As a writer, Michael has been covering adventure travel and extreme sports, renewable energy and the environment, aviation and aerospace, health and medicine, and innovations in science and technology since he began his journalism career in 1991, with his first paying gig at Alaska Airlines Magazine followed by a stint at Outside. He is the former science editor for National Geographic.

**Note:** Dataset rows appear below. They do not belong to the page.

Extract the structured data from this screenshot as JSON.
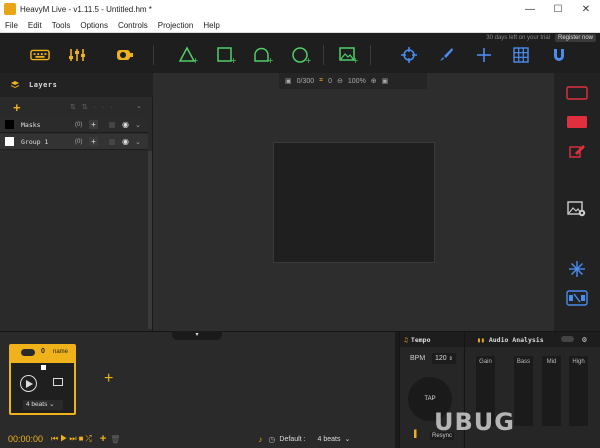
{
  "titlebar": {
    "title": "HeavyM Live - v1.11.5 - Untitled.hm *",
    "minimize": "—",
    "maximize": "☐",
    "close": "✕"
  },
  "menu": [
    "File",
    "Edit",
    "Tools",
    "Options",
    "Controls",
    "Projection",
    "Help"
  ],
  "toolbar": {
    "trial_text": "30 days left on your trial",
    "register_label": "Register now",
    "icons": [
      "keyboard-icon",
      "sliders-icon",
      "projector-icon",
      "triangle-add-icon",
      "square-add-icon",
      "arch-add-icon",
      "circle-add-icon",
      "image-add-icon",
      "target-icon",
      "brush-icon",
      "crosshair-icon",
      "grid-icon",
      "magnet-icon"
    ]
  },
  "layers": {
    "title": "Layers",
    "rows": [
      {
        "name": "Masks",
        "count": "(0)",
        "color": "#000000"
      },
      {
        "name": "Group 1",
        "count": "(0)",
        "color": "#ffffff"
      }
    ]
  },
  "canvas": {
    "shape_count": "0/300",
    "selection_count": "0",
    "zoom": "100%"
  },
  "right_tools": [
    "outline-rect-icon",
    "filled-rect-icon",
    "edit-layer-icon",
    "image-settings-icon",
    "sparkle-icon",
    "mapping-icon"
  ],
  "sequencer": {
    "card": {
      "number": "0",
      "name": "name",
      "beats": "4 beats"
    },
    "time": "00:00:00",
    "default_label": "Default :",
    "beats": "4 beats"
  },
  "tempo": {
    "title": "Tempo",
    "bpm_label": "BPM",
    "bpm_value": "120",
    "tap_label": "TAP",
    "resync_label": "Resync"
  },
  "audio": {
    "title": "Audio Analysis",
    "bands": [
      "Gain",
      "Bass",
      "Mid",
      "High"
    ]
  },
  "watermark": "UBUG",
  "colors": {
    "accent": "#f0b21a",
    "tool_green": "#4fcf6a",
    "tool_blue": "#4a8cf0",
    "tool_red": "#e03040"
  }
}
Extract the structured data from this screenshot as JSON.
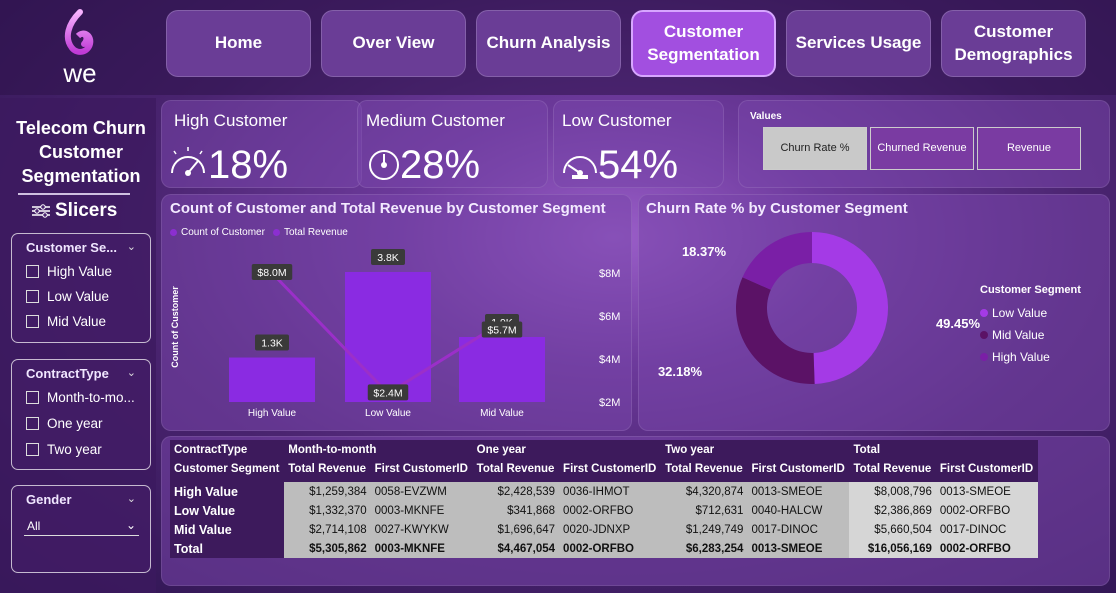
{
  "brand": {
    "logo_text": "we"
  },
  "nav": [
    {
      "label": "Home"
    },
    {
      "label": "Over View"
    },
    {
      "label": "Churn Analysis"
    },
    {
      "label": "Customer Segmentation"
    },
    {
      "label": "Services Usage"
    },
    {
      "label": "Customer Demographics"
    }
  ],
  "sidebar": {
    "title": "Telecom Churn Customer Segmentation",
    "slicers_label": "Slicers",
    "slicer_segment": {
      "header": "Customer Se...",
      "options": [
        "High Value",
        "Low Value",
        "Mid Value"
      ]
    },
    "slicer_contract": {
      "header": "ContractType",
      "options": [
        "Month-to-mo...",
        "One year",
        "Two year"
      ]
    },
    "slicer_gender": {
      "header": "Gender",
      "selected": "All"
    }
  },
  "kpis": [
    {
      "label": "High Customer",
      "value": "18%",
      "icon": "gauge-high-icon"
    },
    {
      "label": "Medium Customer",
      "value": "28%",
      "icon": "gauge-medium-icon"
    },
    {
      "label": "Low Customer",
      "value": "54%",
      "icon": "gauge-low-icon"
    }
  ],
  "values_toggle": {
    "label": "Values",
    "options": [
      "Churn Rate %",
      "Churned Revenue",
      "Revenue"
    ],
    "selected": "Churn Rate %"
  },
  "bar_chart_ui": {
    "title": "Count of Customer and Total Revenue by Customer Segment",
    "legend": [
      "Count of Customer",
      "Total Revenue"
    ],
    "y_label": "Count of Customer",
    "right_ticks": [
      "$8M",
      "$6M",
      "$4M",
      "$2M"
    ]
  },
  "donut_ui": {
    "title": "Churn Rate % by Customer Segment",
    "legend_title": "Customer Segment"
  },
  "chart_data": [
    {
      "type": "bar",
      "title": "Count of Customer and Total Revenue by Customer Segment",
      "categories": [
        "High Value",
        "Low Value",
        "Mid Value"
      ],
      "series": [
        {
          "name": "Count of Customer",
          "values": [
            1300,
            3800,
            1900
          ],
          "labels": [
            "1.3K",
            "3.8K",
            "1.9K"
          ]
        },
        {
          "name": "Total Revenue",
          "values": [
            8.0,
            2.4,
            5.7
          ],
          "labels": [
            "$8.0M",
            "$2.4M",
            "$5.7M"
          ]
        }
      ],
      "ylabel": "Count of Customer",
      "y2lim": [
        2,
        8
      ],
      "colors": {
        "bar": "#8a2be2",
        "line": "#9b2fc9"
      }
    },
    {
      "type": "pie",
      "title": "Churn Rate % by Customer Segment",
      "slices": [
        {
          "name": "Low Value",
          "value": 49.45,
          "label": "49.45%",
          "color": "#a43ae6"
        },
        {
          "name": "Mid Value",
          "value": 32.18,
          "label": "32.18%",
          "color": "#5b1266"
        },
        {
          "name": "High Value",
          "value": 18.37,
          "label": "18.37%",
          "color": "#7a1fa6"
        }
      ]
    }
  ],
  "table": {
    "top_headers": [
      "ContractType",
      "Month-to-month",
      "One year",
      "Two year",
      "Total"
    ],
    "sub_headers": [
      "Customer Segment",
      "Total Revenue",
      "First CustomerID",
      "Total Revenue",
      "First CustomerID",
      "Total Revenue",
      "First CustomerID",
      "Total Revenue",
      "First CustomerID"
    ],
    "rows": [
      [
        "High Value",
        "$1,259,384",
        "0058-EVZWM",
        "$2,428,539",
        "0036-IHMOT",
        "$4,320,874",
        "0013-SMEOE",
        "$8,008,796",
        "0013-SMEOE"
      ],
      [
        "Low Value",
        "$1,332,370",
        "0003-MKNFE",
        "$341,868",
        "0002-ORFBO",
        "$712,631",
        "0040-HALCW",
        "$2,386,869",
        "0002-ORFBO"
      ],
      [
        "Mid Value",
        "$2,714,108",
        "0027-KWYKW",
        "$1,696,647",
        "0020-JDNXP",
        "$1,249,749",
        "0017-DINOC",
        "$5,660,504",
        "0017-DINOC"
      ],
      [
        "Total",
        "$5,305,862",
        "0003-MKNFE",
        "$4,467,054",
        "0002-ORFBO",
        "$6,283,254",
        "0013-SMEOE",
        "$16,056,169",
        "0002-ORFBO"
      ]
    ]
  }
}
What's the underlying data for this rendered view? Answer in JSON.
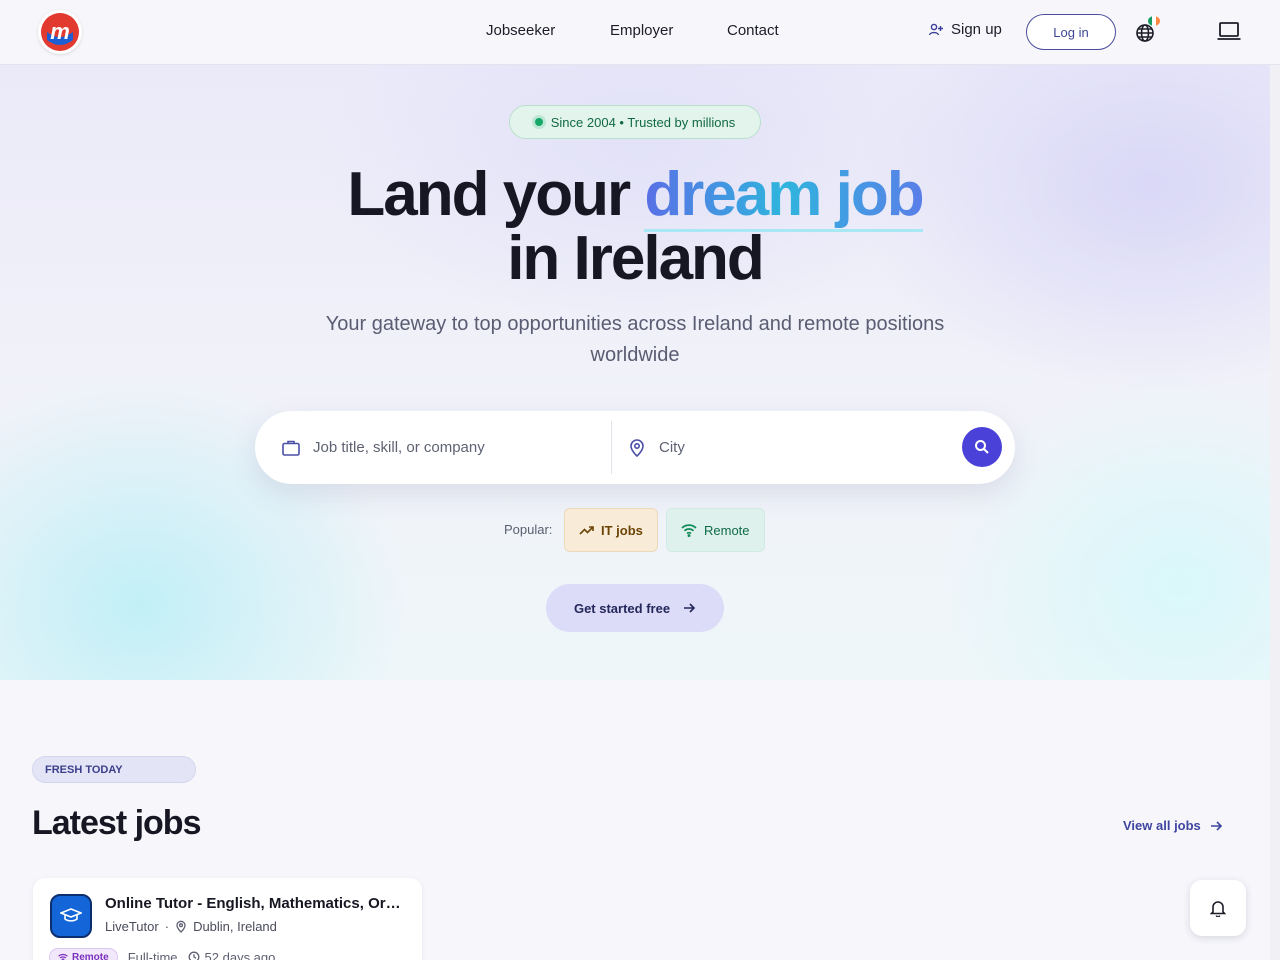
{
  "header": {
    "nav": [
      "Jobseeker",
      "Employer",
      "Contact"
    ],
    "signup_label": "Sign up",
    "login_label": "Log in",
    "icons": [
      "brand-logo",
      "user-plus-icon",
      "globe-icon",
      "ireland-flag-icon",
      "laptop-icon"
    ]
  },
  "hero": {
    "pill_text": "Since 2004 • Trusted by millions",
    "headline_part1": "Land your",
    "headline_accent": "dream job",
    "headline_part2": "in Ireland",
    "subtitle": "Your gateway to top opportunities across Ireland and remote positions worldwide",
    "search": {
      "job_placeholder": "Job title, skill, or company",
      "city_placeholder": "City"
    },
    "popular_label": "Popular:",
    "chips": [
      "IT jobs",
      "Remote"
    ],
    "cta_label": "Get started free"
  },
  "latest": {
    "badge": "FRESH TODAY",
    "title": "Latest jobs",
    "view_all": "View all jobs",
    "jobs": [
      {
        "title": "Online Tutor - English, Mathematics, Or…",
        "company": "LiveTutor",
        "location": "Dublin, Ireland",
        "tag": "Remote",
        "type": "Full-time",
        "posted": "52 days ago"
      }
    ]
  },
  "colors": {
    "accent": "#4a42d8",
    "headline_gradient": [
      "#5a6fe6",
      "#2fb5dd"
    ],
    "pill_green": "#16a868"
  }
}
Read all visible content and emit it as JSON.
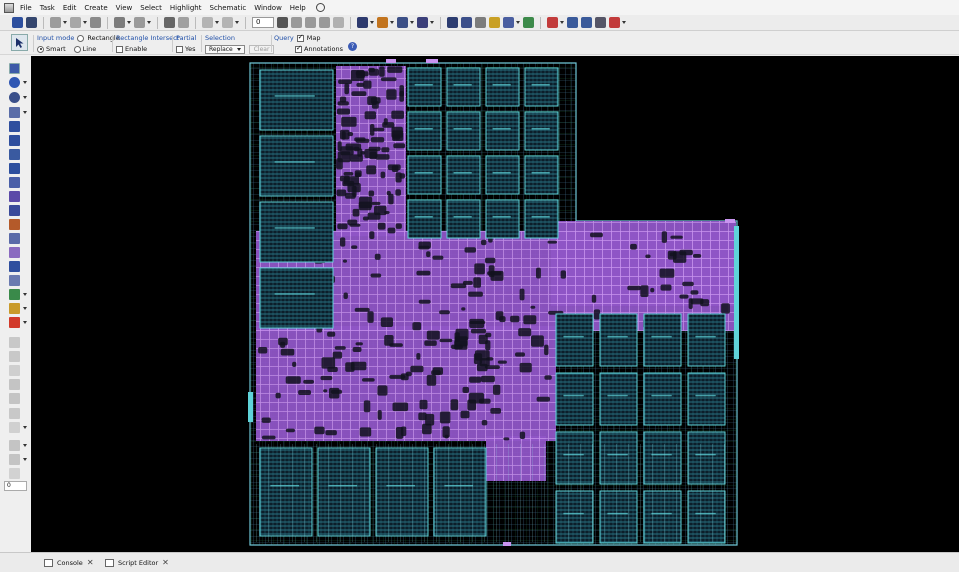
{
  "menu": {
    "items": [
      "File",
      "Task",
      "Edit",
      "Create",
      "View",
      "Select",
      "Highlight",
      "Schematic",
      "Window",
      "Help"
    ]
  },
  "toolbar": {
    "zoom_value": "0"
  },
  "options": {
    "input_mode": {
      "title": "Input mode",
      "rectangle": "Rectangle",
      "smart": "Smart",
      "line": "Line"
    },
    "rect_intersect": {
      "title": "Rectangle Intersect",
      "enable": "Enable"
    },
    "partial": {
      "title": "Partial",
      "yes": "Yes"
    },
    "selection": {
      "title": "Selection",
      "mode": "Replace",
      "clear": "Clear"
    },
    "query": {
      "title": "Query",
      "map": "Map",
      "annotations": "Annotations"
    }
  },
  "palette": {
    "field_value": "0"
  },
  "bottom_tabs": [
    {
      "label": "Console"
    },
    {
      "label": "Script Editor"
    }
  ],
  "colors": {
    "canvas_bg": "#000000",
    "macro_cyan": "#5fd3d9",
    "logic_purple": "#b06ee0",
    "grid_green": "#2e8b57"
  }
}
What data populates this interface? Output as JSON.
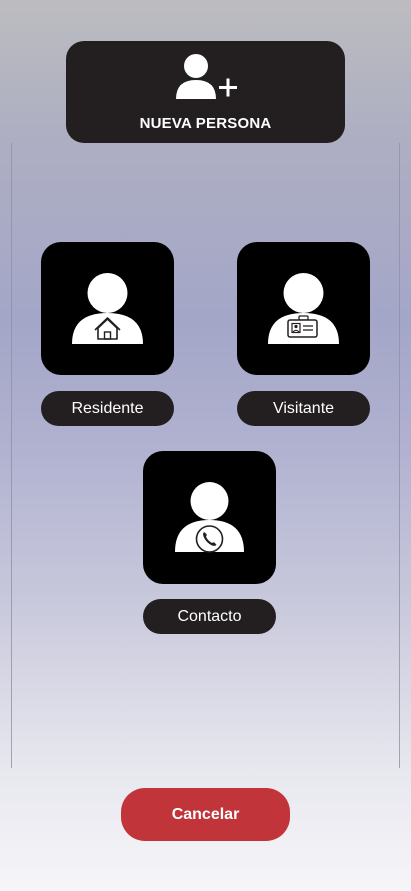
{
  "header": {
    "icon": "add-person-icon",
    "title": "NUEVA PERSONA"
  },
  "options": [
    {
      "label": "Residente",
      "icon": "resident-home-icon"
    },
    {
      "label": "Visitante",
      "icon": "visitor-badge-icon"
    },
    {
      "label": "Contacto",
      "icon": "contact-phone-icon"
    }
  ],
  "footer": {
    "cancel_label": "Cancelar"
  },
  "colors": {
    "card": "#231f20",
    "tile": "#000000",
    "cancel": "#c1353a"
  }
}
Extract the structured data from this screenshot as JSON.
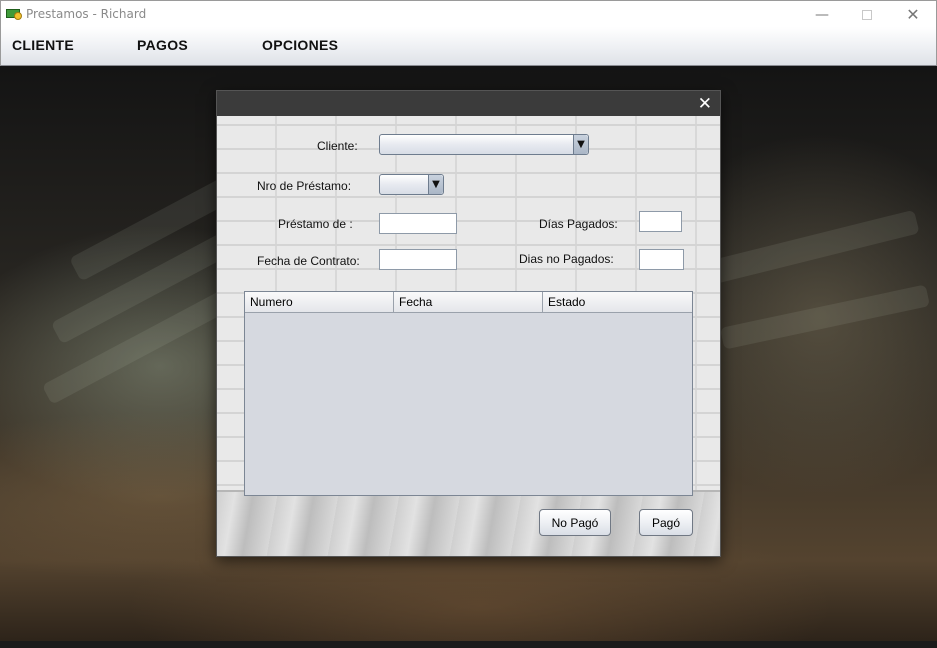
{
  "window": {
    "title": "Prestamos - Richard"
  },
  "menu": {
    "cliente": "CLIENTE",
    "pagos": "PAGOS",
    "opciones": "OPCIONES"
  },
  "dialog": {
    "close_glyph": "✕",
    "labels": {
      "cliente": "Cliente:",
      "nro_prestamo": "Nro de Préstamo:",
      "prestamo_de": "Préstamo de :",
      "fecha_contrato": "Fecha de Contrato:",
      "dias_pagados": "Días Pagados:",
      "dias_no_pagados": "Dias no Pagados:"
    },
    "values": {
      "cliente": "",
      "nro_prestamo": "",
      "prestamo_de": "",
      "fecha_contrato": "",
      "dias_pagados": "",
      "dias_no_pagados": ""
    },
    "table": {
      "columns": [
        "Numero",
        "Fecha",
        "Estado"
      ],
      "rows": []
    },
    "buttons": {
      "no_pago": "No Pagó",
      "pago": "Pagó"
    }
  },
  "icons": {
    "app": "money-icon",
    "minimize": "minimize-icon",
    "maximize": "maximize-icon",
    "close": "close-icon",
    "dropdown": "chevron-down-icon"
  }
}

He was also a senior editor at Wired from 1995 – 2000 and most recently an editor-at-large for TED Books.
Michael has reported on weather forecasting, wildfire fighting, drones, kiteboarding in Brazil, the neuroscience of fear, uncontacted jungle tribes, selling the sun, mountain climbing in Costa Rica, science at the South Pole, rafting in Alaska, satellite gorilla tracking in Rwanda, trekking in Peru, the end of the F-15 dogfighters, Venezuelan hideaways, illegal cypress logging, remote private islands, pirate treasure hunting, the search for Steve Fossett, zero-gravity sex, and secured an exclusive interview with an electrical engineer about to implant a microchip in his forearm.
His articles have appeared in more than 25 national publications including Outside, Wired, The New York Times Magazine, Newsweek, OnEarth, Men’s Journal, Men’s Health, Mother Jones, Bloomberg Businessweek, Skiing, Popular Science, The Economist, Backpacker, National Geographic Adventure, Discover, Air & Space, and Smithsonian. Michael is a featured writer on Byliner. He also contributed to the book Imagine, Design, Create: How Designers, Architects, and Engineers Are Changing Our World, with a chapter about the X-Prize Foundation and its founder, Peter Diamandis.
Born in Seattle, Michael has lived in San Francisco, Santa Fe, Chicago, London, and visited more than 75 countries. His latest assignments have taken Michael throughout the U.S., and internationally to Venezuela, Cuba, Kiritimati, Peru, New Zealand, Panama, New Guinea, Costa Rica, Bali, and the Seychelles. In New Guinea, he accompanied a group of wealthy tourists into the jungle in search of uncontacted native tribes.
The New Guinea article—first published in Outside magazine and later reprinted in the London Observer—attracted international media attention. National Public Radio, Boston’s WBUR, and Dublin’s NewsTalk 106 interviewed Michael on-air about the jungle trek. He’s also discussed his writing on Radio New Zealand’s “This Way Up,” and appeared on CNN and the CBS “Early Show.”
Michael earned a master’s degree in journalism from the Medill School of Journalism at Northwestern University and holds a bachelor’s degree in writing and literature from the University of Washington’s College of Arts and Sciences. Michael won a gold medal for feature writing from the North American Travel Journalists Association for his 2012 article about astronaut training for Virgin Galactic’s space tourists. Michael’s editors have nominated his articles for two National Magazine Awards and the Grantham Prize for Excellence in Reporting on the Environment. His work is also featured in The Best American Travel Writing, The Best American Science and Nature Writing, and The Best of Technology Writing anthologies.